photo of Mel Y Chen and Beatriz Cortez

The Visual Arts Lecture Series presents talks by leading Canadian and international artists, curators, and academics.

Join us for two back-to-back talks for the program, Material Transformations, with guest lecturer Mel Y. Chen and faculty Beatriz Cortez. 
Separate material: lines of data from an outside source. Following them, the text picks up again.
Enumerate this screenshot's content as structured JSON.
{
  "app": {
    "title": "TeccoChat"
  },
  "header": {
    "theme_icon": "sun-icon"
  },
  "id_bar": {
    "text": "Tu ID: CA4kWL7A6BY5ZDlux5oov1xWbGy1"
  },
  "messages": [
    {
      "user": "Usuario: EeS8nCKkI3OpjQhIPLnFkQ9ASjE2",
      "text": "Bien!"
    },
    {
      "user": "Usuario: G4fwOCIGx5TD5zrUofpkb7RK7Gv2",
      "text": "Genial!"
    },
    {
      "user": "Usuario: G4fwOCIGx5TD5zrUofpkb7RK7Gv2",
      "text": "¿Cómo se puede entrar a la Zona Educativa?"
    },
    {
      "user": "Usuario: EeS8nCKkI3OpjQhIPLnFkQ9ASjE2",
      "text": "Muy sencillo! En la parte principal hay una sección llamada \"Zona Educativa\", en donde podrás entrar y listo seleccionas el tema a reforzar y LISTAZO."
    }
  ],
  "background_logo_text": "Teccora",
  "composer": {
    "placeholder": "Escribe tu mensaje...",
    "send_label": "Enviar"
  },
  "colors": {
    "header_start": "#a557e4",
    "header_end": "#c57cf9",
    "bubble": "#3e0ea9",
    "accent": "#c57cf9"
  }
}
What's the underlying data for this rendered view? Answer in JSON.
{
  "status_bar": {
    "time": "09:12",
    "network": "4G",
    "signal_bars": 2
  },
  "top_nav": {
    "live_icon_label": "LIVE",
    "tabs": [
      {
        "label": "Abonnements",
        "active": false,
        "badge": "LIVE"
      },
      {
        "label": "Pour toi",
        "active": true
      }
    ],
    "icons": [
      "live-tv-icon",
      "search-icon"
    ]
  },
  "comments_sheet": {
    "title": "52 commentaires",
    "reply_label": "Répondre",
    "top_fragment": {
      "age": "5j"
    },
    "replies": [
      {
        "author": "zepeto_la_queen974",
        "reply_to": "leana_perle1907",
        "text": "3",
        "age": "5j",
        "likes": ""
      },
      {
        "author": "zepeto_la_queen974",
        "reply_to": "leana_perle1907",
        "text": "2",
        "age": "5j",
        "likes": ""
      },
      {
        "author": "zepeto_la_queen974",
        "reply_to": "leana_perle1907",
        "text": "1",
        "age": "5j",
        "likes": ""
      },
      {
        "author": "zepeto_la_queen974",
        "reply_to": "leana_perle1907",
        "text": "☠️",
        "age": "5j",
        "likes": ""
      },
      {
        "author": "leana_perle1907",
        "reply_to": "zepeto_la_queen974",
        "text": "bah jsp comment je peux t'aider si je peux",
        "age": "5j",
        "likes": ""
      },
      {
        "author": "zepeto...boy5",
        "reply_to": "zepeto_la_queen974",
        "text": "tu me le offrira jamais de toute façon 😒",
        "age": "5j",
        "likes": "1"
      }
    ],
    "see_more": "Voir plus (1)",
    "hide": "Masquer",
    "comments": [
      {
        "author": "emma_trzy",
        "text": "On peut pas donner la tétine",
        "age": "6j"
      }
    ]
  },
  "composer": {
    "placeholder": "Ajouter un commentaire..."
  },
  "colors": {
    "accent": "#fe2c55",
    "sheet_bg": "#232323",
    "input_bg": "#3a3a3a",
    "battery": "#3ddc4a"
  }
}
Mel Y. Chen (they/them/ta+) is Associate Professor of Gender & Women's Studies and Director for the Center for the Study of Sexual Culture at the University of California, Berkeley. Mel is also an affiliate of the Center for Race and Gender, the Institute for Cognitive and Behavioral Science, the Center for Science, Technology, Medicine, and Society, and the Haas Disability Studies and LGBTQ Citizenship Research Clusters. Previously, they served as Robert Sterling Clark Visiting Professor of Art History at Williams College, and the Matthiessen Visiting Professor of Gender and Sexuality at Harvard University. Their training spans the humanities, social sciences, and sciences, with a doctorate degree in linguistics that they transitioned to from computer engineering. Their 2012 book, Animacies: Biopolitics, Racial Mattering, and Queer Affect (Duke UP, which won the MLA GL/Q Caucus Alan Bray Award), explores questions of racialization, gender, queering, disability, and affective economies in animate and inanimate “life” through the extended concept of animacy. Chen’s second book project, which they are now completing, concerns the conceptual territories of toxicity and intoxication and their involvement in 19th century archival histories of the interanimation of race and disability. Their writing on the racialization and transing of pollution, cognitive disability and method, trans media, gender pronouns and linguistics, and more can be found in Journal of Literary and Cultural Disability Studies, Transgender Studies Quarterly, Discourse, Women in Performance, Australian Feminist Studies, Signs, Medical Humanities, South Atlantic Quarterly, and GLQ, as well as a number of arts catalogues and scholarly anthologies such as the Handbook of Language and Sexuality, Meat!, and Unwatchable. Chen coedits a Duke University Press book series entitled “Anima,” highlighting scholarship in critical race and disability post/in/humanisms. They are also part of a small and sustaining queer/trans of color arts collective in the SF Bay Area.

Beatriz Cortez (b. El Salvador, 1970) is a multidisciplinary artist based in Los Angeles. Her work explores simultaneity, life in different temporalities and versions of modernity, memory in the aftermath of war, migration, and imaginaries of the future. Cortez has received the Artadia Los Angeles Award (2020), Frieze LIFEWTR Inaugural Sculpture Prize (2019), Rema Hort Mann Foundation Emerging Artist Grant (2018), and California Community Foundation Fellowship for Visual Artists (2016), among others. She holds an MFA from the California Institute of the Arts, and a doctorate in Latin American Literature from Arizona State University. She teaches at California State University, Northridge. Beatriz Cortez is represented by Commonwealth and Council.

This program is generously supported by the Gail and Stephen A. Jarislowsky Outstanding Artist program.